She deserves to be celebrated. She’s been born in one of the planet’s truly poorest countries and has a serious disability. She’s the epitome of the triumph of human spirit over adversity. She’s a vibrant adorable smiling dancing Tanzanian teenager without hearing or speech but not without a wicked sense of humour and mind-blowing communication skills.
I had the great joy of meeting her at the Lake Victoria disability centre on a cultural trip around Children in Crossfire’s main projects in Tanzania led by Richard Moore and his trusted right hand man JR.
She was one of many significantly disabled minors, many with horrendous physical disabilities due to polio in a community which has one physiotherapist for a million people. She had been thrown a lifeline and she wished to make it very clear to us that she had firmly embraced it. Taking us one by one, she spontaneously honed in on our most prominent physical ‘features’ and warmly and lovingly portrayed near perfect caricatures of each of us using only her hands and her facial expressions.
Little interpretation was needed to understand that she had observed that I had ‘no lips’ and that my female colleague next to me was distinctly ‘flat-chested’. It went on and on and like after the very best stand-up performances I can still hear the roars of laughter and all of course directed at ourselves.
On reflection I think she was saying: ‘we’re not all that different folks and I embrace your little imperfections too’; profound emotional ntelligence for a very young teenager. She would shortly graduate from Lake Victoria Disability Centre with a fluent command of sign language, the skills to produce high quality garments, a sewing machine to enable her to set up a small business in her own community and most of all immense self-esteem. Perfect is boring: the cracks let in so much light.
There is no better way to illustrate how, this young lady embodies, for me, the success of an intelligent, coherent, focussed NGO like Children in Crossfire (CIC) which knows how to maximise the impact of precious resources.

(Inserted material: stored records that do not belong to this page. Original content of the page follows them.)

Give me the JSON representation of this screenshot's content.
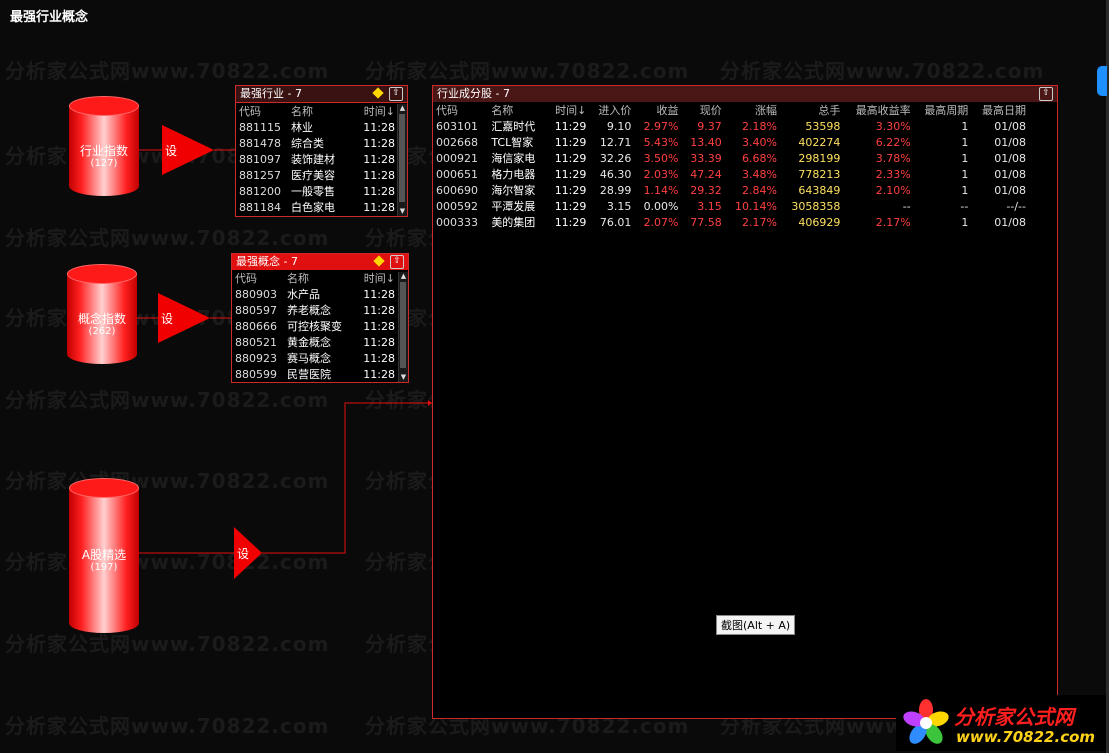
{
  "window": {
    "title": "最强行业概念"
  },
  "watermark": "分析家公式网www.70822.com",
  "nodes": {
    "industry_index": {
      "label": "行业指数",
      "count": "(127)"
    },
    "concept_index": {
      "label": "概念指数",
      "count": "(262)"
    },
    "a_share": {
      "label": "A股精选",
      "count": "(197)"
    },
    "set_label": "设"
  },
  "panel_industry": {
    "title": "最强行业 - 7",
    "headers": [
      "代码",
      "名称",
      "时间↓"
    ],
    "rows": [
      {
        "code": "881115",
        "name": "林业",
        "time": "11:28"
      },
      {
        "code": "881478",
        "name": "综合类",
        "time": "11:28"
      },
      {
        "code": "881097",
        "name": "装饰建材",
        "time": "11:28"
      },
      {
        "code": "881257",
        "name": "医疗美容",
        "time": "11:28"
      },
      {
        "code": "881200",
        "name": "一般零售",
        "time": "11:28"
      },
      {
        "code": "881184",
        "name": "白色家电",
        "time": "11:28"
      }
    ]
  },
  "panel_concept": {
    "title": "最强概念 - 7",
    "headers": [
      "代码",
      "名称",
      "时间↓"
    ],
    "rows": [
      {
        "code": "880903",
        "name": "水产品",
        "time": "11:28"
      },
      {
        "code": "880597",
        "name": "养老概念",
        "time": "11:28"
      },
      {
        "code": "880666",
        "name": "可控核聚变",
        "time": "11:28"
      },
      {
        "code": "880521",
        "name": "黄金概念",
        "time": "11:28"
      },
      {
        "code": "880923",
        "name": "赛马概念",
        "time": "11:28"
      },
      {
        "code": "880599",
        "name": "民营医院",
        "time": "11:28"
      }
    ]
  },
  "panel_stocks": {
    "title": "行业成分股 - 7",
    "headers": [
      "代码",
      "名称",
      "时间↓",
      "进入价",
      "收益",
      "现价",
      "涨幅",
      "总手",
      "最高收益率",
      "最高周期",
      "最高日期"
    ],
    "rows": [
      {
        "code": "603101",
        "name": "汇嘉时代",
        "time": "11:29",
        "entry": "9.10",
        "gain": "2.97%",
        "price": "9.37",
        "pct": "2.18%",
        "vol": "53598",
        "maxgain": "3.30%",
        "period": "1",
        "date": "01/08"
      },
      {
        "code": "002668",
        "name": "TCL智家",
        "time": "11:29",
        "entry": "12.71",
        "gain": "5.43%",
        "price": "13.40",
        "pct": "3.40%",
        "vol": "402274",
        "maxgain": "6.22%",
        "period": "1",
        "date": "01/08"
      },
      {
        "code": "000921",
        "name": "海信家电",
        "time": "11:29",
        "entry": "32.26",
        "gain": "3.50%",
        "price": "33.39",
        "pct": "6.68%",
        "vol": "298199",
        "maxgain": "3.78%",
        "period": "1",
        "date": "01/08"
      },
      {
        "code": "000651",
        "name": "格力电器",
        "time": "11:29",
        "entry": "46.30",
        "gain": "2.03%",
        "price": "47.24",
        "pct": "3.48%",
        "vol": "778213",
        "maxgain": "2.33%",
        "period": "1",
        "date": "01/08"
      },
      {
        "code": "600690",
        "name": "海尔智家",
        "time": "11:29",
        "entry": "28.99",
        "gain": "1.14%",
        "price": "29.32",
        "pct": "2.84%",
        "vol": "643849",
        "maxgain": "2.10%",
        "period": "1",
        "date": "01/08"
      },
      {
        "code": "000592",
        "name": "平潭发展",
        "time": "11:29",
        "entry": "3.15",
        "gain": "0.00%",
        "price": "3.15",
        "pct": "10.14%",
        "vol": "3058358",
        "maxgain": "--",
        "period": "--",
        "date": "--/--"
      },
      {
        "code": "000333",
        "name": "美的集团",
        "time": "11:29",
        "entry": "76.01",
        "gain": "2.07%",
        "price": "77.58",
        "pct": "2.17%",
        "vol": "406929",
        "maxgain": "2.17%",
        "period": "1",
        "date": "01/08"
      }
    ]
  },
  "tooltip": "截图(Alt + A)",
  "logo": {
    "name": "分析家公式网",
    "url": "www.70822.com"
  },
  "colors": {
    "accent": "#e01010",
    "gain": "#ff4040",
    "volume": "#ffe060",
    "background": "#0a0a0a"
  }
}
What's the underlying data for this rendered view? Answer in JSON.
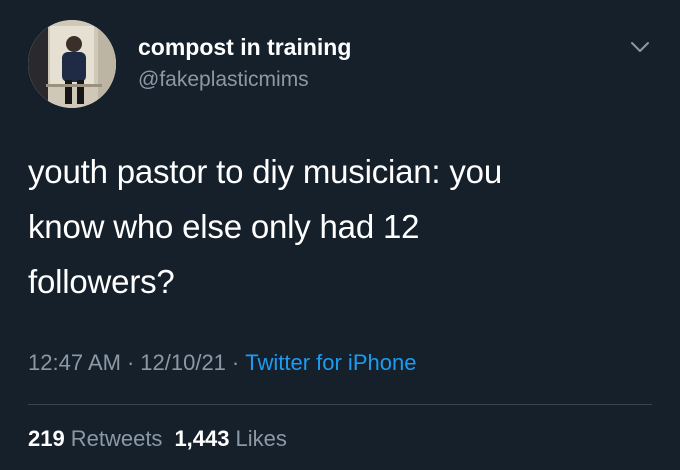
{
  "author": {
    "display_name": "compost in training",
    "handle": "@fakeplasticmims",
    "avatar_icon": "profile-photo"
  },
  "tweet": {
    "text_lines": [
      "youth pastor to diy musician: you",
      "know who else only had 12",
      "followers?"
    ],
    "time": "12:47 AM",
    "separator": "·",
    "date": "12/10/21",
    "source": "Twitter for iPhone"
  },
  "stats": {
    "retweets_count": "219",
    "retweets_label": "Retweets",
    "likes_count": "1,443",
    "likes_label": "Likes"
  },
  "colors": {
    "background": "#15202b",
    "secondary_text": "#8b98a5",
    "link": "#1d9bf0",
    "divider": "#38444d"
  },
  "icons": {
    "more": "chevron-down-icon"
  }
}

Apart from her disabilities she was a picture of perfect physical health reflecting excellent nutrition in early life which is a clear priority of Children in Crossfire because as CIC’s website highlights: without adequate nutrition children never reach their physical or mental potential. What happens during the early years is of crucial importance for every child’s development. Good nutrition obviously positively impacts on school performance and improves the potential for a healthier, and better quality of life with a potential for higher earnings and a fuller participation in society. A good nutritional foundation in the early years makes a difference throughout life and likely positively impacts on the next generation.

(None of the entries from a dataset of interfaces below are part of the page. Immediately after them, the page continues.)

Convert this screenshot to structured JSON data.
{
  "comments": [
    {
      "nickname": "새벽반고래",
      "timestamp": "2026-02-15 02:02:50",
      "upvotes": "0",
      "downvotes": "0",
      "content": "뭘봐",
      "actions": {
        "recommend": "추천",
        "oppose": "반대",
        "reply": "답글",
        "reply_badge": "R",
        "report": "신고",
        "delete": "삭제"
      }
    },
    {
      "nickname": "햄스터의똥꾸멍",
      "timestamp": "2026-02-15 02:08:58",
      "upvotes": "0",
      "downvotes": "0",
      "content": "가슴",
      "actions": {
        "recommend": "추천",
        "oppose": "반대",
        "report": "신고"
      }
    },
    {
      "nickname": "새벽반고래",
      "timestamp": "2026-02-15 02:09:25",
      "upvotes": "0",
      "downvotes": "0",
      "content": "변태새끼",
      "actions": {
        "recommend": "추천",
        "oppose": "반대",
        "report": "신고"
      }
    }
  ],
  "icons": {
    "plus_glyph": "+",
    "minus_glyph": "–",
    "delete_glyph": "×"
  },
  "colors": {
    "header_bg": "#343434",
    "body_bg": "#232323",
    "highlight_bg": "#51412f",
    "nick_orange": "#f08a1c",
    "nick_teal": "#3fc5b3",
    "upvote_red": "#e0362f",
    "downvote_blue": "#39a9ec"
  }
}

A major current focus for CIC is therefore the ‘Nourish’ nutritional programme in Ethiopia which is significantly reducing child mortality
(by 29% in 2 years).

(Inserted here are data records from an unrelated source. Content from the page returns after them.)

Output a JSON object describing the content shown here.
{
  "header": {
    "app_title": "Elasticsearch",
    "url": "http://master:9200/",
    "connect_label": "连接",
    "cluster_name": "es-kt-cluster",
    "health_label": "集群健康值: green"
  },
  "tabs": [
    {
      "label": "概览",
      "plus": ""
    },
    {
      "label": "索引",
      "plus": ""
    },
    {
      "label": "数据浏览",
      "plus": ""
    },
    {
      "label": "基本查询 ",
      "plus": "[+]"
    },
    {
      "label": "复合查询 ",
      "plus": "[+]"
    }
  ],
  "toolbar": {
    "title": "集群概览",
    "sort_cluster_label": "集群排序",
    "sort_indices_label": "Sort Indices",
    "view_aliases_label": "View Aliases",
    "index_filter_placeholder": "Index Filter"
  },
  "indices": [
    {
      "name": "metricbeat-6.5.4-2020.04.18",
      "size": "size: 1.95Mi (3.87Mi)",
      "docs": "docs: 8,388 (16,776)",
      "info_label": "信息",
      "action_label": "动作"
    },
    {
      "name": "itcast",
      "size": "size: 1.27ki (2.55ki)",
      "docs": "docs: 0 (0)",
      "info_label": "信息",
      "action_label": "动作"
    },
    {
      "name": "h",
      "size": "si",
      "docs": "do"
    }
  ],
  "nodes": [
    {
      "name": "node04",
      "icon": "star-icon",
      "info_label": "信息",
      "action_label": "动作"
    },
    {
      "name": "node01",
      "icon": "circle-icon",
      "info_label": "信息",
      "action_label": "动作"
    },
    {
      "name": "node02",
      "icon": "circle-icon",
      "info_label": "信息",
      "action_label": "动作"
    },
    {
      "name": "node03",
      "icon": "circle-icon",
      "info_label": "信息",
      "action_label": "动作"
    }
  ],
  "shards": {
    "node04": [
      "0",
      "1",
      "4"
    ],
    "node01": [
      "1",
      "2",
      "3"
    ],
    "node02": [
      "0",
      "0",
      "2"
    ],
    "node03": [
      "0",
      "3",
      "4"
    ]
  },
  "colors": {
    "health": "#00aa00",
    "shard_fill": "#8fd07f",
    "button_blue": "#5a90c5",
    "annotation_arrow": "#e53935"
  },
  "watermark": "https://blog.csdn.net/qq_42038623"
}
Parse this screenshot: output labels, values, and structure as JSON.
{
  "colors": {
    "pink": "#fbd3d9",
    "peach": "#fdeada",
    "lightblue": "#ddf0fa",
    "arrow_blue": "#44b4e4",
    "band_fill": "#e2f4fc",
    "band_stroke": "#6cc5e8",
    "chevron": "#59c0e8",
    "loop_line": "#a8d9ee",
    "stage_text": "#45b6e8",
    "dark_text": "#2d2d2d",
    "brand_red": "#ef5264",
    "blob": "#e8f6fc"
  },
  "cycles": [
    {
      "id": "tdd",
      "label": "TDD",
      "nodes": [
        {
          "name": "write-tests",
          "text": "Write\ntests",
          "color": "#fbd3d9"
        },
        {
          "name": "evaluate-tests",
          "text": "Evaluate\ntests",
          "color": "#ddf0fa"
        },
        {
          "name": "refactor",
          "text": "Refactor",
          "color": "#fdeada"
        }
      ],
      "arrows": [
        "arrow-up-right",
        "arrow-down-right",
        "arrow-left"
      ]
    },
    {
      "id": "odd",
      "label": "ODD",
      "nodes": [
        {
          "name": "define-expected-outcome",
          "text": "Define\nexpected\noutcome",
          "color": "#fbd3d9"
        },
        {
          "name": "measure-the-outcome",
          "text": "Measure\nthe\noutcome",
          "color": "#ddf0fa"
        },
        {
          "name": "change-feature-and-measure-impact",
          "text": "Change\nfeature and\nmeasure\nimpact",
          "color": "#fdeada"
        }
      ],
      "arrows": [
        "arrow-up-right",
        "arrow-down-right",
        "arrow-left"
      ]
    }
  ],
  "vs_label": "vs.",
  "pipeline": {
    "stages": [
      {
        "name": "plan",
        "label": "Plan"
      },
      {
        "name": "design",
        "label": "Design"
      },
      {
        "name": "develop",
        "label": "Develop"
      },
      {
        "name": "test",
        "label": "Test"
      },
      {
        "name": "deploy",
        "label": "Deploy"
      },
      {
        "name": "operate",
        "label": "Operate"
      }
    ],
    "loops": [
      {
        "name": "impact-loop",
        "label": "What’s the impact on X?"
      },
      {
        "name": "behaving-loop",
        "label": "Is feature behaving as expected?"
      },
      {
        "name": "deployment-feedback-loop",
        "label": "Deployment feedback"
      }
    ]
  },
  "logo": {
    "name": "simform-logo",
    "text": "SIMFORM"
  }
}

Over the past seven years I have had the great privilege of participating in fundraising events for CIC such as half marathons abroad, the wonderful Derry City Marathon and high altitude trekking in the Andes and to Everest base camp. The latter probably approach the limit that people were prepared to go for their chosen charity with one third of our group. despite their intensive preparation, needing evacuation; two of them as emergencies via helicopter.
Cliches or not, there’s no point in calling them anything other than life-changing experiences shared with life-long friends.
I can’t thank Richard and CIC enough for bringing the patron His Holiness the Dali Lama back to Derry during our City of Culture year and for affording Dr Joe McEvoy and I the honour of being his GPs for the day.
I was far too overwhelmed to chat to him when the opportunity came which was daft really because he was just like my wee friend from Lake Victoria: vibrant, loving, compassionate with outstanding communication skills and a ‘wicked sense of humour’.
The beautiful thing is that I have no doubt that the great man would be honoured to be compared to her.